(Saved data entries)
- Opening Delimiter -

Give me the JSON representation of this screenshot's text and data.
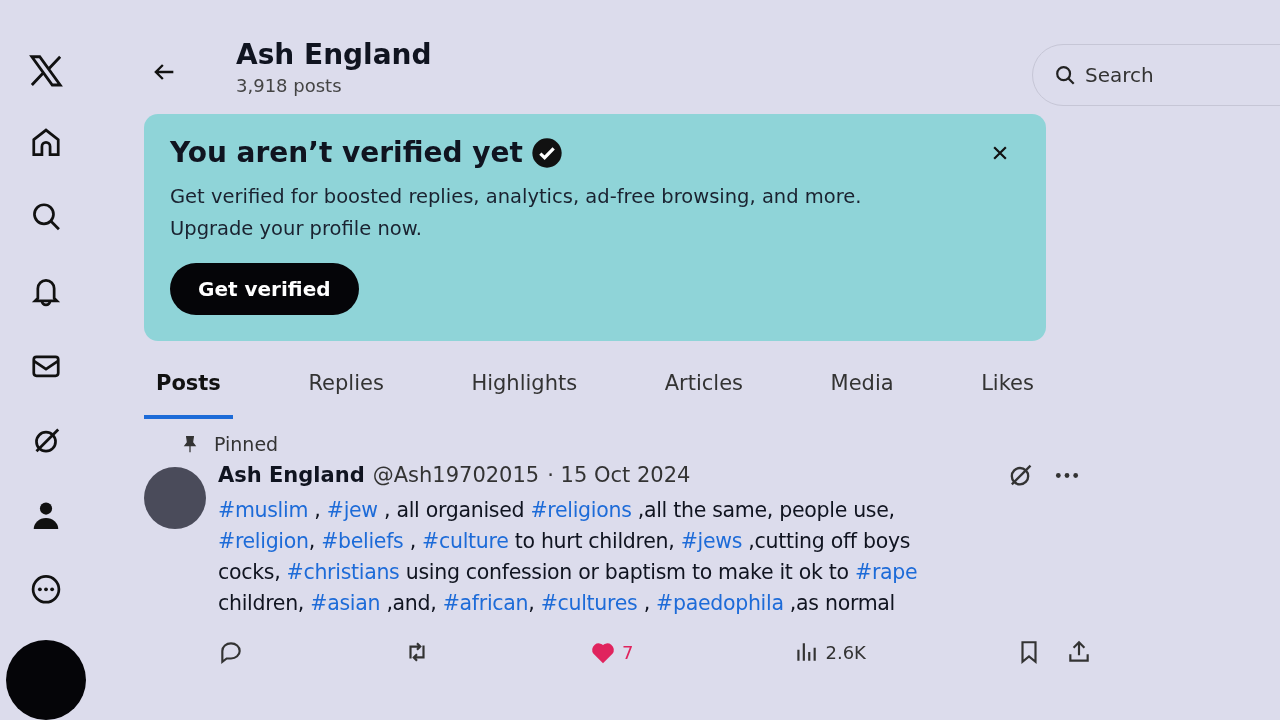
{
  "header": {
    "title": "Ash England",
    "subtitle": "3,918 posts"
  },
  "search": {
    "placeholder": "Search"
  },
  "banner": {
    "title": "You aren’t verified yet",
    "body": "Get verified for boosted replies, analytics, ad-free browsing, and more. Upgrade your profile now.",
    "button": "Get verified"
  },
  "tabs": [
    {
      "label": "Posts",
      "selected": true
    },
    {
      "label": "Replies",
      "selected": false
    },
    {
      "label": "Highlights",
      "selected": false
    },
    {
      "label": "Articles",
      "selected": false
    },
    {
      "label": "Media",
      "selected": false
    },
    {
      "label": "Likes",
      "selected": false
    }
  ],
  "post": {
    "pinned_label": "Pinned",
    "author": "Ash England",
    "handle": "@Ash19702015",
    "date": "· 15 Oct 2024",
    "segments": [
      {
        "kind": "hashtag",
        "text": "#muslim"
      },
      {
        "kind": "text",
        "text": " , "
      },
      {
        "kind": "hashtag",
        "text": "#jew"
      },
      {
        "kind": "text",
        "text": " , all organised "
      },
      {
        "kind": "hashtag",
        "text": "#religions"
      },
      {
        "kind": "text",
        "text": " ,all the same, people use, "
      },
      {
        "kind": "hashtag",
        "text": "#religion"
      },
      {
        "kind": "text",
        "text": ", "
      },
      {
        "kind": "hashtag",
        "text": "#beliefs"
      },
      {
        "kind": "text",
        "text": " , "
      },
      {
        "kind": "hashtag",
        "text": "#culture"
      },
      {
        "kind": "text",
        "text": " to hurt  children, "
      },
      {
        "kind": "hashtag",
        "text": "#jews"
      },
      {
        "kind": "text",
        "text": " ,cutting off boys cocks, "
      },
      {
        "kind": "hashtag",
        "text": "#christians"
      },
      {
        "kind": "text",
        "text": " using confession or baptism to make it ok to "
      },
      {
        "kind": "hashtag",
        "text": "#rape"
      },
      {
        "kind": "text",
        "text": " children, "
      },
      {
        "kind": "hashtag",
        "text": "#asian"
      },
      {
        "kind": "text",
        "text": " ,and, "
      },
      {
        "kind": "hashtag",
        "text": "#african"
      },
      {
        "kind": "text",
        "text": ", "
      },
      {
        "kind": "hashtag",
        "text": "#cultures"
      },
      {
        "kind": "text",
        "text": " , "
      },
      {
        "kind": "hashtag",
        "text": "#paedophila"
      },
      {
        "kind": "text",
        "text": " ,as normal"
      }
    ],
    "liked": true,
    "likes": "7",
    "views": "2.6K"
  }
}
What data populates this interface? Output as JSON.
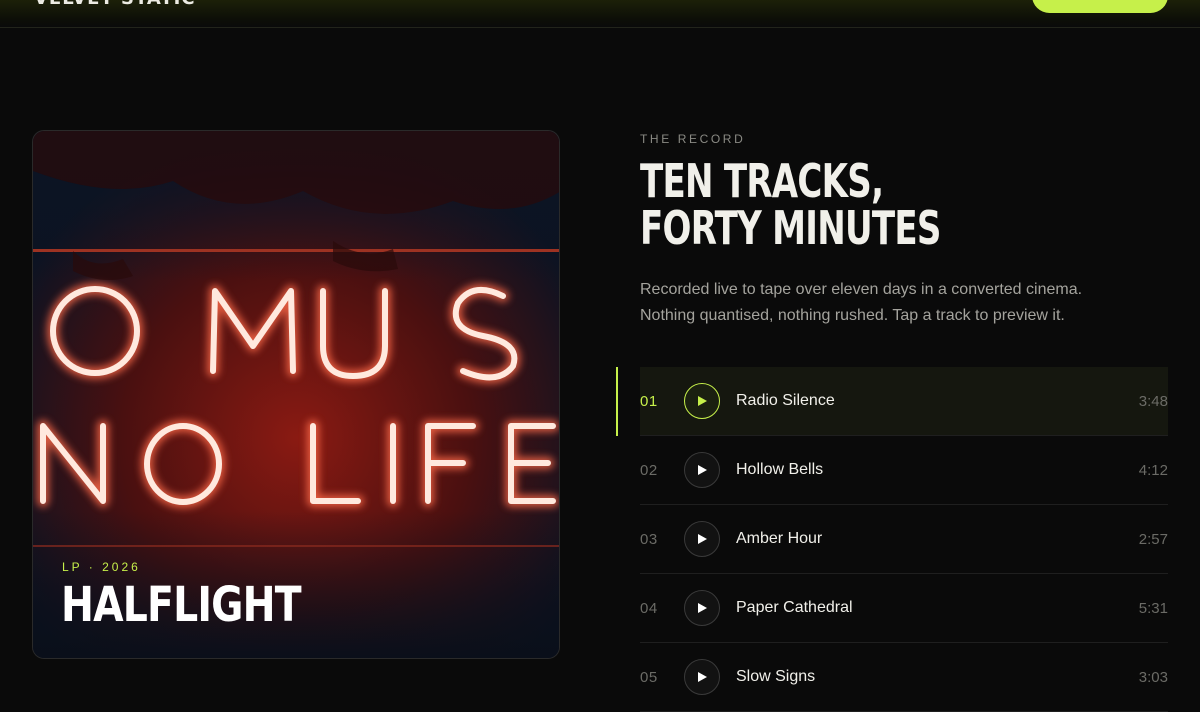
{
  "header": {
    "brand": "VELVET STATIC",
    "cta_label": ""
  },
  "cover": {
    "eyebrow": "LP · 2026",
    "title": "HALFLIGHT",
    "neon_line1": "O MUS",
    "neon_line2": "NO LIFE"
  },
  "section": {
    "eyebrow": "THE RECORD",
    "title_line1": "TEN TRACKS,",
    "title_line2": "FORTY MINUTES",
    "intro_line1": "Recorded live to tape over eleven days in a converted cinema.",
    "intro_line2": "Nothing quantised, nothing rushed. Tap a track to preview it."
  },
  "tracks": [
    {
      "num": "01",
      "title": "Radio Silence",
      "duration": "3:48",
      "active": true
    },
    {
      "num": "02",
      "title": "Hollow Bells",
      "duration": "4:12",
      "active": false
    },
    {
      "num": "03",
      "title": "Amber Hour",
      "duration": "2:57",
      "active": false
    },
    {
      "num": "04",
      "title": "Paper Cathedral",
      "duration": "5:31",
      "active": false
    },
    {
      "num": "05",
      "title": "Slow Signs",
      "duration": "3:03",
      "active": false
    }
  ],
  "colors": {
    "accent": "#c6f04a",
    "background": "#0a0a0a",
    "neon": "#ff5a3c"
  },
  "icons": {
    "play": "play-icon"
  }
}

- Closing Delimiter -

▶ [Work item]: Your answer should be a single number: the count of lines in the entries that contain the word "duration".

▶ [Exercise output]: 5